--- ABOUT THIS TASK ---
Would you return the data exactly as given, except for its pictures?

--- INFORMATION GIVEN ---
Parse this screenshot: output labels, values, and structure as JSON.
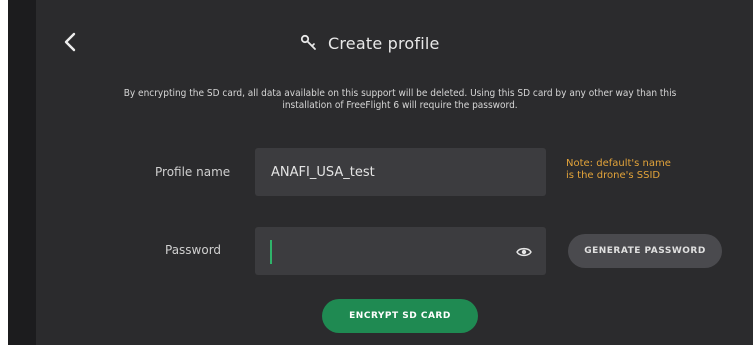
{
  "header": {
    "title": "Create profile",
    "icon": "key-icon"
  },
  "warning_text": "By encrypting the SD card, all data available on this support will be deleted. Using this SD card by any other way than this installation of FreeFlight 6 will require the password.",
  "form": {
    "profile_name_label": "Profile name",
    "profile_name_value": "ANAFI_USA_test",
    "password_label": "Password",
    "password_value": "",
    "note_line1": "Note: default's name",
    "note_line2": "is the drone's SSID"
  },
  "buttons": {
    "generate_password": "GENERATE PASSWORD",
    "encrypt_sd_card": "ENCRYPT SD CARD"
  },
  "colors": {
    "background": "#2b2b2d",
    "field": "#3c3c3f",
    "accent_green": "#1f8a52",
    "note_orange": "#e2a33a"
  }
}
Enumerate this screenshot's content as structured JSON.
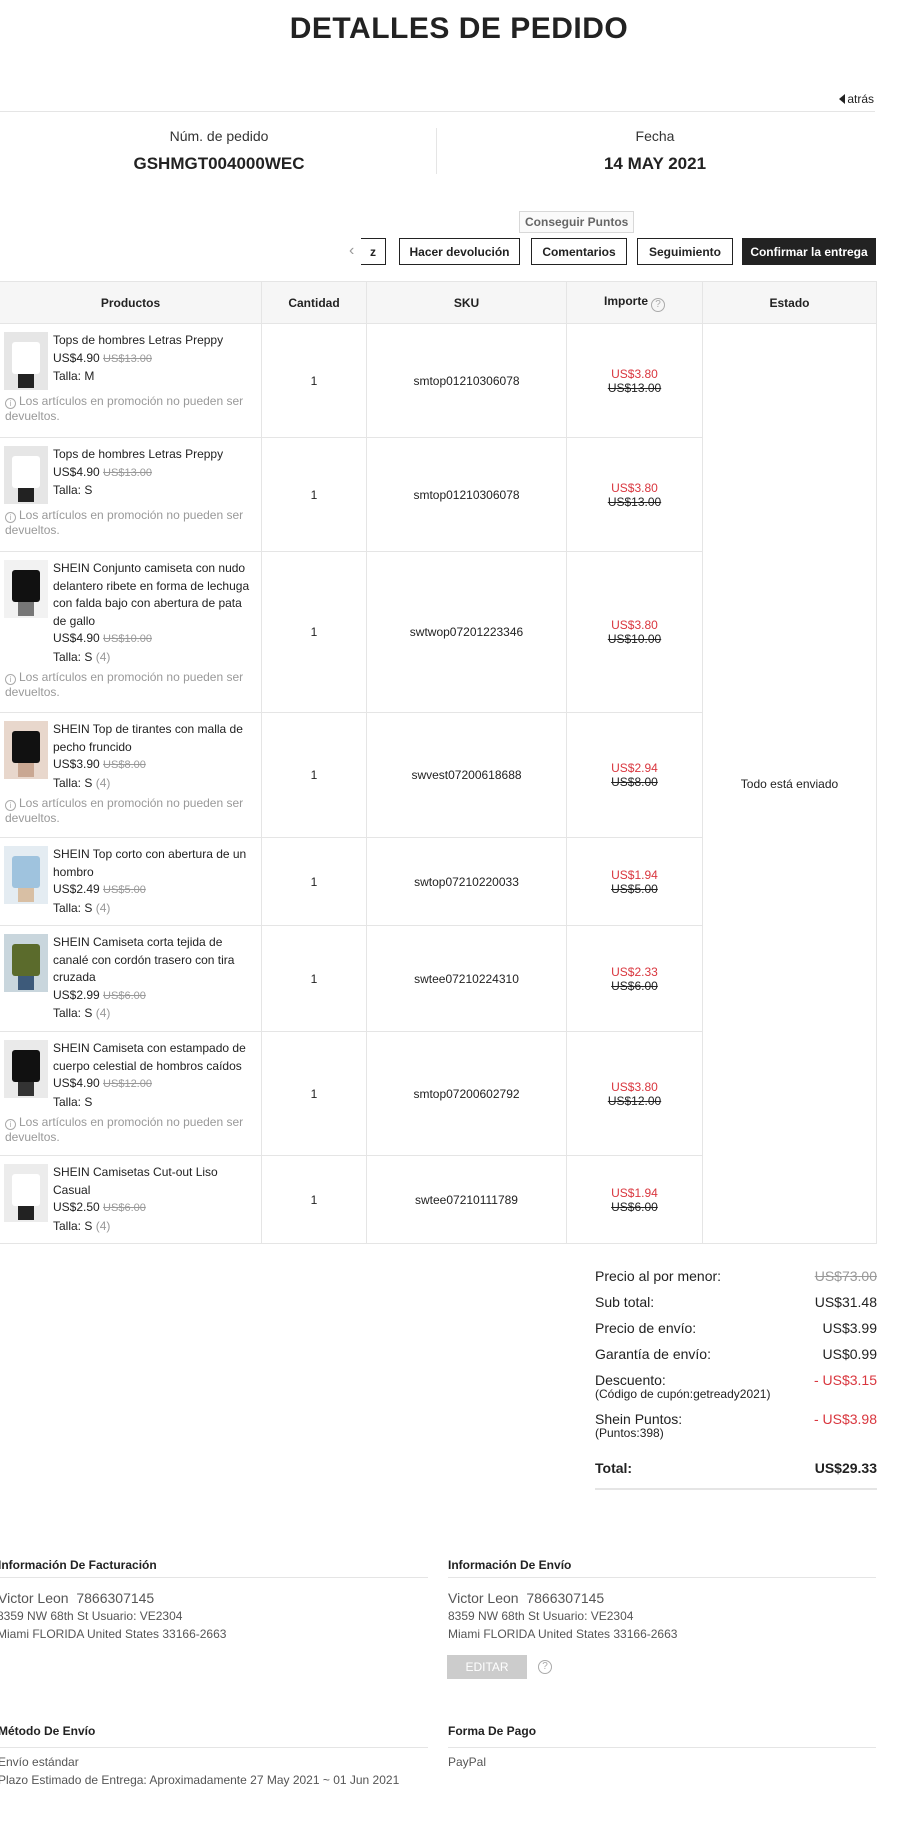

--- WRITTEN RESPONSE ---
Parse this screenshot: output labels, values, and structure as JSON.
{
  "header": {
    "title": "Create profile",
    "icon": "key-icon"
  },
  "warning_text": "By encrypting the SD card, all data available on this support will be deleted. Using this SD card by any other way than this installation of FreeFlight 6 will require the password.",
  "form": {
    "profile_name_label": "Profile name",
    "profile_name_value": "ANAFI_USA_test",
    "password_label": "Password",
    "password_value": "",
    "note_line1": "Note: default's name",
    "note_line2": "is the drone's SSID"
  },
  "buttons": {
    "generate_password": "GENERATE PASSWORD",
    "encrypt_sd_card": "ENCRYPT SD CARD"
  },
  "colors": {
    "background": "#2b2b2d",
    "field": "#3c3c3f",
    "accent_green": "#1f8a52",
    "note_orange": "#e2a33a"
  }
}
Enumerate this screenshot's content as structured JSON.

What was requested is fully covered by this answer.